ABOUT THIS EXERCISE —
Go line by line through the data below and count those that hold "label". Return only the number.

RECORDS FOR THE TASK —
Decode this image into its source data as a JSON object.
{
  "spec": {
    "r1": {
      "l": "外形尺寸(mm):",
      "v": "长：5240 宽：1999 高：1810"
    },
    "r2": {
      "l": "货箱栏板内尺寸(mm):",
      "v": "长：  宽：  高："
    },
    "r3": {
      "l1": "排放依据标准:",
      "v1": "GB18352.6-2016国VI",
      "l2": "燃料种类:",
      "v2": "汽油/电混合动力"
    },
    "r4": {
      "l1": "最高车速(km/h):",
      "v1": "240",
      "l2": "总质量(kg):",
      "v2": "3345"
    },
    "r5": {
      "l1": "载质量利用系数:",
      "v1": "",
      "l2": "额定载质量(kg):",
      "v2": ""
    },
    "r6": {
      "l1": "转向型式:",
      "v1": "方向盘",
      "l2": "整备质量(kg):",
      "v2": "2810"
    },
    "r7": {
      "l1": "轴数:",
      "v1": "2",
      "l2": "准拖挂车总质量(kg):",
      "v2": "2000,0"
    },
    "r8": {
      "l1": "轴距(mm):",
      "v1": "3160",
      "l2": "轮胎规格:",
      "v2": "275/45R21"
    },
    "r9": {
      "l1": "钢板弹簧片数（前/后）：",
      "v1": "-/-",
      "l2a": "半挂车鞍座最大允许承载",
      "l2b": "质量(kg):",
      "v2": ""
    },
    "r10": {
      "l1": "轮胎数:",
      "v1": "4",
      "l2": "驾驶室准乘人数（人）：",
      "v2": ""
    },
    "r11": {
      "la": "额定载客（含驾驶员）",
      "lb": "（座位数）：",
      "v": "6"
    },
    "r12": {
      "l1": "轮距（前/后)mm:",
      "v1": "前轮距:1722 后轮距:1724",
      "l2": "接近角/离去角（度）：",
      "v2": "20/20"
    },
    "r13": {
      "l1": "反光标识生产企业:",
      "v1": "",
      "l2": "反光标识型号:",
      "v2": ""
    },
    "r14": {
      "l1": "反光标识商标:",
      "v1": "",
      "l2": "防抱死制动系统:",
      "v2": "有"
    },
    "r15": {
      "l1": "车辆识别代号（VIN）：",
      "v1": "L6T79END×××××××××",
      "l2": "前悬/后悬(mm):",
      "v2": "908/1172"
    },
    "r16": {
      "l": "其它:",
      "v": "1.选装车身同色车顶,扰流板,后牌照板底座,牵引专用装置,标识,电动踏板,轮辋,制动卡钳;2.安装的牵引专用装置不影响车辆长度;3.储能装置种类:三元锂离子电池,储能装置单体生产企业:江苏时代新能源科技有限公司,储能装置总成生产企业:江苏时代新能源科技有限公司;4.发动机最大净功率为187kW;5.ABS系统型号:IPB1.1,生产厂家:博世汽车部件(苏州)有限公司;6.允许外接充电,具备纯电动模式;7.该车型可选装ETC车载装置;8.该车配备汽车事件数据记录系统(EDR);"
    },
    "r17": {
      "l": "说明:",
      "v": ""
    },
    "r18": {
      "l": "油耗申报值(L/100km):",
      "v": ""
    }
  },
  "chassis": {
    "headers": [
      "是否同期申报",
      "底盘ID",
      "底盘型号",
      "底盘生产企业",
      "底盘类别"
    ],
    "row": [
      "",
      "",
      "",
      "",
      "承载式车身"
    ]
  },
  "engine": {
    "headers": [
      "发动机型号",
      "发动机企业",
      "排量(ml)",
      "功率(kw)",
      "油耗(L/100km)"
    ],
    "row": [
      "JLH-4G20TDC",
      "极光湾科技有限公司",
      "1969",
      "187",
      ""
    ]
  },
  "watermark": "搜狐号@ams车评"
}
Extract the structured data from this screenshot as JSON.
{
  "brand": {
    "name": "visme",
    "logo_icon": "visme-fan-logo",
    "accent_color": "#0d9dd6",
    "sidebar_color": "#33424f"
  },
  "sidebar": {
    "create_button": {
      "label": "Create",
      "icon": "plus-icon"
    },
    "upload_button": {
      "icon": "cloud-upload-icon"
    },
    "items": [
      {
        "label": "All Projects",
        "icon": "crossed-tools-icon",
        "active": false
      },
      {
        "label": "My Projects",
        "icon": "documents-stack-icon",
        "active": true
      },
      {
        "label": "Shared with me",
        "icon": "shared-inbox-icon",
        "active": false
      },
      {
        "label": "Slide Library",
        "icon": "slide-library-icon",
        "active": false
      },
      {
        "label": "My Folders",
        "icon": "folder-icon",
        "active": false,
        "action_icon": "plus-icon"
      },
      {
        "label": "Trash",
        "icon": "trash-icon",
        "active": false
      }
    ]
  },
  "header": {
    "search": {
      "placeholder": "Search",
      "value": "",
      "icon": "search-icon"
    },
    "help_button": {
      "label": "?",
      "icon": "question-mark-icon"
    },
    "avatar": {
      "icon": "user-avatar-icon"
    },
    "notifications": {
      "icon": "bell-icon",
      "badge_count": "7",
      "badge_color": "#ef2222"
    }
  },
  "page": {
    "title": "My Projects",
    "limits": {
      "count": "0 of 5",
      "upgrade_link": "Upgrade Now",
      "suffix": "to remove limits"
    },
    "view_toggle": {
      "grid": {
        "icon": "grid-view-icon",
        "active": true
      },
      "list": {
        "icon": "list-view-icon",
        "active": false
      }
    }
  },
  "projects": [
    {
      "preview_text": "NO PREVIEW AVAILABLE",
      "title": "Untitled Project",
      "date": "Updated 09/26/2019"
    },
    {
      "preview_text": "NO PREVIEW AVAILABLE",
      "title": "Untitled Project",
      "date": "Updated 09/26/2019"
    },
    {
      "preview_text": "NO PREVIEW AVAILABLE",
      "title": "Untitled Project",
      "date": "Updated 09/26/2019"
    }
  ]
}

YOUR RESPONSE —
8